RECORDED DATA
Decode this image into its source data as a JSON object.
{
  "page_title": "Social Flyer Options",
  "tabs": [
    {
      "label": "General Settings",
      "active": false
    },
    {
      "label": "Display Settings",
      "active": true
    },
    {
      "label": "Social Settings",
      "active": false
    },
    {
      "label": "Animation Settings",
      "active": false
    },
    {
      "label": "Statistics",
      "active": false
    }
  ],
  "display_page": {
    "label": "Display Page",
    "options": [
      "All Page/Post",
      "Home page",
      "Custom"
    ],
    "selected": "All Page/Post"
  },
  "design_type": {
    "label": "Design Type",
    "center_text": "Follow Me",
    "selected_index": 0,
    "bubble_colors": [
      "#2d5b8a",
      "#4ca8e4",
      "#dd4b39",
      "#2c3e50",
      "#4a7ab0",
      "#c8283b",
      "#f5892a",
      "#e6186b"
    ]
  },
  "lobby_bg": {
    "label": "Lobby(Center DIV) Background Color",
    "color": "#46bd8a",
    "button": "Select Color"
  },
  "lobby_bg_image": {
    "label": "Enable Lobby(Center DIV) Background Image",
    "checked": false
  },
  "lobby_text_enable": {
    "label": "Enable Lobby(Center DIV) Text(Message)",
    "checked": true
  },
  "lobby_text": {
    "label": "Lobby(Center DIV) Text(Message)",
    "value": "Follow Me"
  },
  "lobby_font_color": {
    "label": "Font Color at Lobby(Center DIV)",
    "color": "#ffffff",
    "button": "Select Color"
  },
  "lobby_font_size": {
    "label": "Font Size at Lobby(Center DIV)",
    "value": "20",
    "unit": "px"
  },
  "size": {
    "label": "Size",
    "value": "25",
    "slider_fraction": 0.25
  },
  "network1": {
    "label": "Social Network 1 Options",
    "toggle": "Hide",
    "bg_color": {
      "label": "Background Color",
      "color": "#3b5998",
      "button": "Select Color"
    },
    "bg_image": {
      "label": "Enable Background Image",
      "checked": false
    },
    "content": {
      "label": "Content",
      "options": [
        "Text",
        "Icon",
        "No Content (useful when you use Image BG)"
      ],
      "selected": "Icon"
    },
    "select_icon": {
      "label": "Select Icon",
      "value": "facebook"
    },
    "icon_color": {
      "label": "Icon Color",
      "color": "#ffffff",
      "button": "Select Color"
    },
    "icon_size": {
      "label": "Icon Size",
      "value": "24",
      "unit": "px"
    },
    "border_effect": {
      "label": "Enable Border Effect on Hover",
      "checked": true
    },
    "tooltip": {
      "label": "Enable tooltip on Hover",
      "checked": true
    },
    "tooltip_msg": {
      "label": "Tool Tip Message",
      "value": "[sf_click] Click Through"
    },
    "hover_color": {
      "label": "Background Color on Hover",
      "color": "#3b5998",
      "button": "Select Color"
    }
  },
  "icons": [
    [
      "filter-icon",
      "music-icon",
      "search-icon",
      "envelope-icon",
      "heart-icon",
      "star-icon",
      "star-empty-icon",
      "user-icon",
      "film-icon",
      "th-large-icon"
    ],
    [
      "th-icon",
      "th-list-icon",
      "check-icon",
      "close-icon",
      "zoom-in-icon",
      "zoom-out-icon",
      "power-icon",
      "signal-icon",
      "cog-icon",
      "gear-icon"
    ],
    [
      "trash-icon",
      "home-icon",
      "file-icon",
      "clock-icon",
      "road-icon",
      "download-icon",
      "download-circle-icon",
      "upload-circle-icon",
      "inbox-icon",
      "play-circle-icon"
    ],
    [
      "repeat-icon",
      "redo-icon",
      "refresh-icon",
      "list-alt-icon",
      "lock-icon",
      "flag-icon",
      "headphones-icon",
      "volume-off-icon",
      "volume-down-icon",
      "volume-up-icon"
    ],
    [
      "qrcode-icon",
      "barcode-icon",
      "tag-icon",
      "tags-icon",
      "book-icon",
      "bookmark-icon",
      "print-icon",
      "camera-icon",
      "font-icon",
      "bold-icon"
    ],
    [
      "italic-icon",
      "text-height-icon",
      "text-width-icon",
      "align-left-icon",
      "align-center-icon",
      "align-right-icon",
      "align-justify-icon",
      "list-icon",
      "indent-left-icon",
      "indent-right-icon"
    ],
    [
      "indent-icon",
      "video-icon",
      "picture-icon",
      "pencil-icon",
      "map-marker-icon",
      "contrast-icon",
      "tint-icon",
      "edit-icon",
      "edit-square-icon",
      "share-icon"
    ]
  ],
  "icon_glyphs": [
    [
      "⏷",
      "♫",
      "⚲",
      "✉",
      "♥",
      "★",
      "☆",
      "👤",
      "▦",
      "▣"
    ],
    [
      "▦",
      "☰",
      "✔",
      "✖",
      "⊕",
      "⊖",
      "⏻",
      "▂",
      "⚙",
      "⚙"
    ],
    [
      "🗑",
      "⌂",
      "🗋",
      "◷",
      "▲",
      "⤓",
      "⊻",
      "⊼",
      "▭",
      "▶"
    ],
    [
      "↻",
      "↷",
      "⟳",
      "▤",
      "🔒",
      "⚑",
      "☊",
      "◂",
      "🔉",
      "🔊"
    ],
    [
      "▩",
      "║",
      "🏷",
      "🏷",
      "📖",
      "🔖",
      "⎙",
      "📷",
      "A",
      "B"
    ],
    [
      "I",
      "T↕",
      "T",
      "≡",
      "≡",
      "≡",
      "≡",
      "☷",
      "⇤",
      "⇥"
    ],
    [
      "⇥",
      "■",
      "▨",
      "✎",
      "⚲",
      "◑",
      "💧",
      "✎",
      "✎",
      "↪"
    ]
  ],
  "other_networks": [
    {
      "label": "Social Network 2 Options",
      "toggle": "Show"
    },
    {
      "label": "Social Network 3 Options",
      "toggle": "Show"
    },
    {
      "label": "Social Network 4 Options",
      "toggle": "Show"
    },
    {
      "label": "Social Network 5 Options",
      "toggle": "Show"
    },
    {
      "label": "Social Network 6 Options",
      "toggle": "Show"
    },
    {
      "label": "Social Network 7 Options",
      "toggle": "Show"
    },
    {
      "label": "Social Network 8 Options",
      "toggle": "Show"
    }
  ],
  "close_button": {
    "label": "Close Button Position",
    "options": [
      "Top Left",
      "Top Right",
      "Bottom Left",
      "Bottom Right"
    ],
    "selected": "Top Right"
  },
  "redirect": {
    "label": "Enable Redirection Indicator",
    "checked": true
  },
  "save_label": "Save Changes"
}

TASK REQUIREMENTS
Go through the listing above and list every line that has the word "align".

SOLUTION TO THE EXERCISE
      "align-left-icon",
      "align-center-icon",
      "align-right-icon",
      "align-justify-icon",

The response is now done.